Top 4 home improvements for first-time homebuyers
Posted on Monday, June 8, 2015 at 3:02:51 PM
Nearly all new homeowners have something they want to change with their homes. Even so, many opt to wait awhile before starting a home improvement project. The trick then becomes learning when it is the right time to begin a home improvement project - right after buying or a bit down the road.
To help shed some light on this dilemma, Home Loan Investment Bank's Rodney Gaumitz shared some home improvement tips for new homeowners.
"For a first-time homeowner, there is no real right or wrong time to begin a home improvement project," explained Gaumitz. "It really comes down to when they feel comfortable with taking on the project. Once you decide you're ready to tackle it, that is the best time."
Whether utilizing home improvement financing or paying out of pocket, Gaumitz noted that there are some projects that have a quick, effective impact on the home. These include:
According to Gaumitz, painting costs about $30 to $60 per gallon of paint. The benefit is an instant makeover.
"Interior painting can bring so much to a home," he pointed out. "We've all been in the homes where the paint colors were a turn-off. But don't let someone else's taste steer you away from purchasing a great home. Paint can be changed for little money."
Best of all, painting is a great weekend project, with only a couple of gallons on average needed. Get friends and family involved, too.
"You'll be surprised how much painting four people can do if you do at least one hour of prepping in each room (sanding, spackling and taping)," Gaumitz explained. "Visit the major paint manufacturers' websites for help with color choices."
2. Updated Flooring
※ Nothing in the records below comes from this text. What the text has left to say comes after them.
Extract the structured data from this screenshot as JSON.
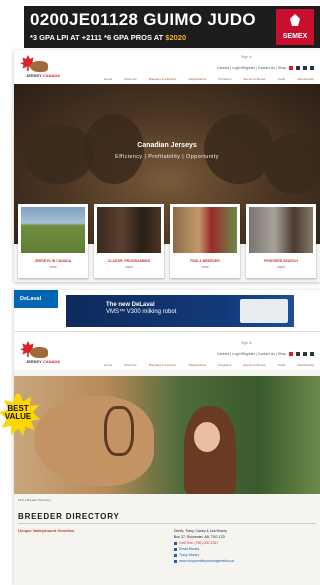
{
  "top_ad": {
    "line1_pre": "0200JE01128",
    "line1_bold": "GUIMO JUDO",
    "line2_a": "*3 GPA LPI AT ",
    "line2_a_val": "+2111",
    "line2_b": " *6 GPA PROS AT ",
    "line2_b_val": "$2020",
    "brand": "SEMEX"
  },
  "site": {
    "logo_text_a": "JERSEY",
    "logo_text_b": "CANADA",
    "signin": "Sign In",
    "util_text": "Careers | Login/Register | Contact Us | Shop",
    "nav": [
      "Home",
      "About Us",
      "Breeding & Genetics",
      "Registrations",
      "Programs",
      "Events & Shows",
      "Youth",
      "Membership",
      "Marketplace",
      "News & Resources"
    ]
  },
  "hero1": {
    "title": "Canadian Jerseys",
    "subtitle": "Efficiency | Profitability | Opportunity"
  },
  "tiles": [
    {
      "label": "JERSEYS IN CANADA",
      "link": "VIEW"
    },
    {
      "label": "CLASSIF. PROGRAMMES",
      "link": "VIEW"
    },
    {
      "label": "FIND A BREEDER",
      "link": "VIEW"
    },
    {
      "label": "PEDIGREE SEARCH",
      "link": "VIEW"
    }
  ],
  "mid_ad": {
    "brand": "DeLaval",
    "line1": "The new DeLaval",
    "line2": "VMS™ V300 milking robot"
  },
  "breeder": {
    "crumb": "Find a Breeder Directory",
    "heading": "BREEDER DIRECTORY",
    "farm": "Unique Valleymount Genetics",
    "contact_name": "Derek, Tracy, Casey & Lea Money",
    "address": "Box 27, Rochester, AB, T0G 1Z0",
    "phone": "Cell/Text: (780) 000-2337",
    "links": [
      "Email Money",
      "Tracy Money",
      "www.uniquevalleymountgenetics.ca"
    ]
  },
  "burst": {
    "line1": "BEST",
    "line2": "VALUE"
  },
  "colors": {
    "brand_red": "#d8232a",
    "link_red": "#c0392b",
    "semex_red": "#c8102e",
    "delaval_blue": "#0066b3"
  }
}
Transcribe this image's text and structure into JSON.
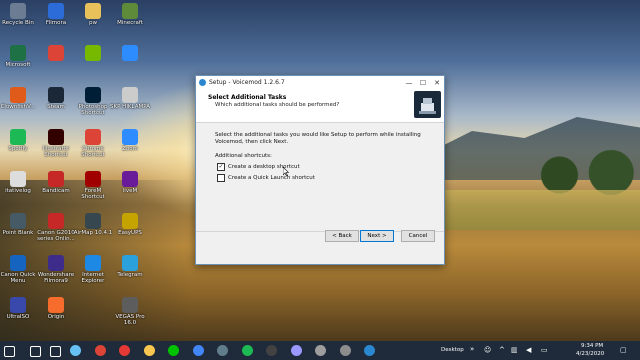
{
  "desktop_icons": [
    {
      "label": "Recycle Bin",
      "icon": "recycle-bin-icon",
      "color": "#6b7c93"
    },
    {
      "label": "Filmora",
      "icon": "filmora-icon",
      "color": "#2b6cd8"
    },
    {
      "label": "pw",
      "icon": "folder-icon",
      "color": "#e8c15a"
    },
    {
      "label": "Minecraft",
      "icon": "minecraft-icon",
      "color": "#5e8b3a"
    },
    {
      "label": "Microsoft",
      "icon": "excel-icon",
      "color": "#1e7145"
    },
    {
      "label": "",
      "icon": "chrome-icon",
      "color": "#db4437"
    },
    {
      "label": "",
      "icon": "nvidia-icon",
      "color": "#76b900"
    },
    {
      "label": "",
      "icon": "zoom-icon",
      "color": "#2d8cff"
    },
    {
      "label": "ClownfishV...",
      "icon": "clownfish-icon",
      "color": "#e05a1a"
    },
    {
      "label": "Steam",
      "icon": "steam-icon",
      "color": "#1b2838"
    },
    {
      "label": "Photoshop Shortcut",
      "icon": "photoshop-icon",
      "color": "#001e36"
    },
    {
      "label": "SKP HIKLAMPA",
      "icon": "file-icon",
      "color": "#cccccc"
    },
    {
      "label": "Spotify",
      "icon": "spotify-icon",
      "color": "#1db954"
    },
    {
      "label": "Illustrator Shortcut",
      "icon": "illustrator-icon",
      "color": "#330000"
    },
    {
      "label": "Chrome Shortcut",
      "icon": "chrome-icon",
      "color": "#db4437"
    },
    {
      "label": "Zoom",
      "icon": "zoom-icon",
      "color": "#2d8cff"
    },
    {
      "label": "itativelog",
      "icon": "file-icon",
      "color": "#dddddd"
    },
    {
      "label": "Bandicam",
      "icon": "bandicam-icon",
      "color": "#c62828"
    },
    {
      "label": "ForeM Shortcut",
      "icon": "app-icon",
      "color": "#a00000"
    },
    {
      "label": "liveM",
      "icon": "app-icon",
      "color": "#6a1b9a"
    },
    {
      "label": "Point Blank",
      "icon": "pointblank-icon",
      "color": "#455a64"
    },
    {
      "label": "Canon G2010 series Onlin...",
      "icon": "canon-icon",
      "color": "#c62828"
    },
    {
      "label": "AirMap 10.4.1",
      "icon": "airmap-icon",
      "color": "#37474f"
    },
    {
      "label": "EasyUPS",
      "icon": "easyups-icon",
      "color": "#c5a300"
    },
    {
      "label": "Canon Quick Menu",
      "icon": "canon-icon",
      "color": "#1565c0"
    },
    {
      "label": "Wondershare Filmora9",
      "icon": "filmora-icon",
      "color": "#3e2c8a"
    },
    {
      "label": "Internet Explorer",
      "icon": "ie-icon",
      "color": "#1e88e5"
    },
    {
      "label": "Telegram",
      "icon": "telegram-icon",
      "color": "#2aa1da"
    },
    {
      "label": "UltraISO",
      "icon": "ultraiso-icon",
      "color": "#3949ab"
    },
    {
      "label": "Origin",
      "icon": "origin-icon",
      "color": "#f56c2d"
    },
    {
      "label": "",
      "icon": "blank-icon",
      "color": "transparent"
    },
    {
      "label": "VEGAS Pro 16.0",
      "icon": "vegas-icon",
      "color": "#5d5d5d"
    }
  ],
  "dialog": {
    "title": "Setup - Voicemod 1.2.6.7",
    "controls": {
      "minimize": "—",
      "maximize": "☐",
      "close": "✕"
    },
    "header_title": "Select Additional Tasks",
    "header_subtitle": "Which additional tasks should be performed?",
    "description": "Select the additional tasks you would like Setup to perform while installing Voicemod, then click Next.",
    "shortcuts_label": "Additional shortcuts:",
    "options": [
      {
        "label": "Create a desktop shortcut",
        "checked": true
      },
      {
        "label": "Create a Quick Launch shortcut",
        "checked": false
      }
    ],
    "buttons": {
      "back": "< Back",
      "next": "Next >",
      "cancel": "Cancel"
    }
  },
  "taskbar": {
    "desktop_label": "Desktop",
    "time": "9:34 PM",
    "date": "4/23/2020",
    "apps": [
      {
        "icon": "start-icon",
        "color": "#ffffff"
      },
      {
        "icon": "search-icon",
        "color": "#ffffff"
      },
      {
        "icon": "task-view-icon",
        "color": "#ffffff"
      },
      {
        "icon": "steam-icon",
        "color": "#66c0f4"
      },
      {
        "icon": "chrome-icon",
        "color": "#db4437"
      },
      {
        "icon": "app-icon",
        "color": "#e53935"
      },
      {
        "icon": "file-explorer-icon",
        "color": "#f9c74f"
      },
      {
        "icon": "line-icon",
        "color": "#00c300"
      },
      {
        "icon": "chrome-icon",
        "color": "#4285f4"
      },
      {
        "icon": "app-icon",
        "color": "#607d8b"
      },
      {
        "icon": "spotify-icon",
        "color": "#1db954"
      },
      {
        "icon": "obs-icon",
        "color": "#424242"
      },
      {
        "icon": "premiere-icon",
        "color": "#9999ff"
      },
      {
        "icon": "app-icon",
        "color": "#9e9e9e"
      },
      {
        "icon": "vegas-icon",
        "color": "#8d8d8d"
      },
      {
        "icon": "voicemod-icon",
        "color": "#2a87d0"
      }
    ]
  }
}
According to Gaumitz, the cost for updated flooring is about $600 to $800 per room. The benefit is instantly updated decor.
"Whether it's carpeting that needs to be scrubbed or replaced, or hardwood floors that look as though the previous owner's cat used them as scratching posts, most homebuyers want to update flooring before moving in," he added. "The cost of carpeting ranges by quality and design but on average, it costs anywhere from $3.34 to $4.50 per square foot. So if your family room measures 15' by 12', you'll spend around $600 to $800. Not bad for achieving the look of a brand new room."
If you've already got hardwood floors, consider sanding and varnishing. It's often cheaper than carpeting, Gaumitz stated. Another option is to have carpets cleaned, either via a professional or as a DIY project.
3. Updating the Bathroom
According to Gaumitz, the cost for an updated bathroom is about $200 to $400. The benefits include increased home appeal and fast turn-around time - often done in a weekend or less.
"What most people don't realize is a simple remodel to a bathroom or kitchen can be so easy and inexpensive," he stressed. "Whether you are looking to replace a leaky faucet or change out an outdated vanity, it can be very affordable. A simple plumbing fixture (i.e. a faucet or sink) can change the look and function to the bathroom immediately."
He added that a complete bathroom remodel can cost between $9,000 to $16,000, but you can start a whole lot smaller, if need be. Best of all, plenty of changes are DIY-friendly, like a new vanity or a pedestal sink.
According to Gaumitz, the cost of updated lighting is under $10 for a box of six light bulbs, or between $30 and $250 for lamps or fixtures. The benefits include brighter rooms and improved ambiance.
"If a room seems very dull and you think even painting won't make a difference, one thing that buyers don't think about is lighting," Gaumitz explained. "Replacing old light bulbs with brighter ones (within the maximum wattage a fixture will allow) and actually changing some fixtures out completely will open and brighten up a room instantly. You would be amazed how simply taking a floor lamp and changing it out to a wall- or ceiling-hung light can do to open up and add space to a room. That, coupled with a nice paint job, can completely transform a room in no time."
Finally, Gaumitz emphasized that a home improvement project shouldn't deter you from buying a home. Be prepared, figure out the costs and dive right in.
"The process can be a lot to take in, but preparing yourself ahead of time and knowing what something can cost can really put things into perspective for first-time homebuyers," he concluded. "Then, instead of clicking your heels three times and dreaming of being home, you can sit back and relax and say 'there's no place like home.'"